One of the most important changes that technology has brought is making payments more secure. EMV chips on credit and debit cards have reduced counterfeit fraud by 76%, according to Visa. These chips produce a unique transaction code for each purchase, keeping payment details private.
Virtual credit cards are a similar payment security technology. Services like Apple Pay and Capital One ENO use uniquely generated card information to stand in for your real credit or debit card. That way, if the payment service you used experiences a data breach, it won’t expose your real financial information.
Many banks and other financial institutions today also use AI to monitor for fraud. Machine learning algorithms analyze your history to highlight activity that doesn’t seem like something you’d do. They can then freeze the account before someone else uses all your money.
Another one of FinTech’s biggest disruptions is the introduction of peer-to-peer (P2P) payment services. Apps like Venmo, CashApp and PayPal let users transfer money between each other with the push of a button. Consequently, it’s now easier than ever to pay someone back or send a gift.
Cash can enable peer-to-peer payments, but only 19% of transactions in 2021 used cash. Fewer people carry much physical money with them since the rise of credit cards, but P2P apps let them use digital currency as if they were cash. These also have the advantage of leaving an easily traceable transaction record, which cash payments don’t.
P2P payment apps also make crowdfunding easier than ever. People can send and accept donations without having to be in person, mail checks or deal with complicated intermediaries and high fees.
New technologies are also making payments more transparent. Blockchain transactions create digital records that virtually anyone can see, but no one can change, making it easy to trace where a payment came from and went. That way, people can ensure that their payments go where they intended.
Blockchains also enable smart contracts, which every party can see clearly and automatically execute when they meet predefined conditions. These programs help improve transparency in more complicated sales, like those involving a broker. While brokers typically charge around 10% for their fee, that can change, but smart contracts can clear any uncertainty for the seller.
While these technologies haven’t become mainstream yet, they’re seeing increasing adoption virtually every day. Before long, they could become standard practice.
In the past, international transactions were complicated. Processing these payments would take time, and unclear conversion rates and stipulations could result in unexpectedly high fees. Cryptocurrency removes a lot of these obstacles, making it easier to send cross-border payments.
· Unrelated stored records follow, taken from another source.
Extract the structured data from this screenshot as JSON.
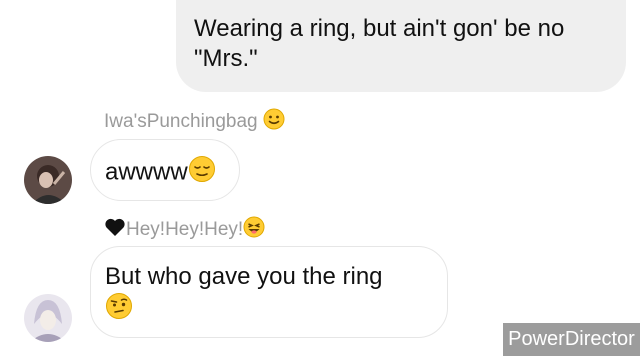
{
  "messages": {
    "outgoing": {
      "text_line1": "Wearing a ring, but ain't gon' be no",
      "text_line2": "\"Mrs.\""
    },
    "incoming_1": {
      "sender": "Iwa'sPunchingbag",
      "sender_emoji": "slightly-smiling-face-icon",
      "text": "awwww",
      "text_emoji": "relieved-face-icon"
    },
    "incoming_2": {
      "sender_prefix_emoji": "black-heart-icon",
      "sender": "Hey!Hey!Hey!",
      "sender_emoji": "winking-tongue-face-icon",
      "text_line1": "But who gave you the ring",
      "text_emoji": "raised-eyebrow-face-icon"
    }
  },
  "watermark": {
    "text": "PowerDirector"
  },
  "colors": {
    "outgoing_bubble": "#efefef",
    "incoming_border": "#e6e6e6",
    "sender_text": "#9a9a9a",
    "watermark_bg": "#9c9c9c"
  }
}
Most international payment systems today are not interoperable, but blockchains are. Transactions on a blockchain look and function the same anywhere in the world. One cryptocurrency token is also always worth one of itself, so using these instead of unequal fiat currencies removes the need for conversion.
By removing these roadblocks, cryptocurrency avoids the processes that cause delays and fees in traditional international transactions. This innovation could make e-commerce far easier and more accessible as the world becomes increasingly interconnected.
New technologies are also making the process of applying for loans and insurance fairer. Traditionally, companies use resources like good driving records or credit scores to determine creditworthiness. However, these records often oversimplify the situation and may not provide an accurate picture of risk.
AI provides a better way forward. Some FinTech algorithms analyze more than 12,000 variables to give a more comprehensive picture of someone’s ability and willingness to make timely payments. These tools have resulted in approving up to 50% more applications in some areas, making financial resources far more accessible.
These algorithms can also help create highly customized loan terms or insurance policies. With enough data, AI models could generate a personalized contract within minutes, if not seconds, that provides the best deal for all parties. Both consumers and businesses would benefit from these technologies.
These five use cases are just a sampling of the myriad of ways new tech is changing the payment process. As more organizations and users adopt these services, payments are becoming more accessible, secure, fair and affordable.
Many monetary problems that plague people today could become a thing of the past. FinTech has already revolutionized the financial industry, and this process has likely just begun. In a few years, as these technologies become more mainstream, they could serve far more areas and produce far more impressive results. As technology advances, new opportunities will emerge, further disrupting these crucial processes.
Last Updated on March 9, 2022.